■ **SOURCE DATA**
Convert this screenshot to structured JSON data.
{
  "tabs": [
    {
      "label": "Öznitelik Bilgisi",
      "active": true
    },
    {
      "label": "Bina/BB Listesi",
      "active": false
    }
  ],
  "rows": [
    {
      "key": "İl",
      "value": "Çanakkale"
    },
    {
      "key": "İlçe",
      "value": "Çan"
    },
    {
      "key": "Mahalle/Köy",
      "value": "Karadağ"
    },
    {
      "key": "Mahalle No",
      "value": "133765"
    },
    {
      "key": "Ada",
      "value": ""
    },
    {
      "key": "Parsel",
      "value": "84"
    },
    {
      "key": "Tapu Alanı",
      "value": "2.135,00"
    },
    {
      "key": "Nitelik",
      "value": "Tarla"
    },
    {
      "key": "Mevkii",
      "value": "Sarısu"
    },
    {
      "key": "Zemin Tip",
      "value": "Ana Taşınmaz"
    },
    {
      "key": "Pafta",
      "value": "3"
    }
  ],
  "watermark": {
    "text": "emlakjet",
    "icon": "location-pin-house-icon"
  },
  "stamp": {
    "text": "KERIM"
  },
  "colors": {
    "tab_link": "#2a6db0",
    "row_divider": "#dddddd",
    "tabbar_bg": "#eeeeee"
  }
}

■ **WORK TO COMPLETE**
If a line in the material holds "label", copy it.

■ **ANSWER TO THE EXERCISE**
      "label": "Öznitelik Bilgisi",
      "label": "Bina/BB Listesi",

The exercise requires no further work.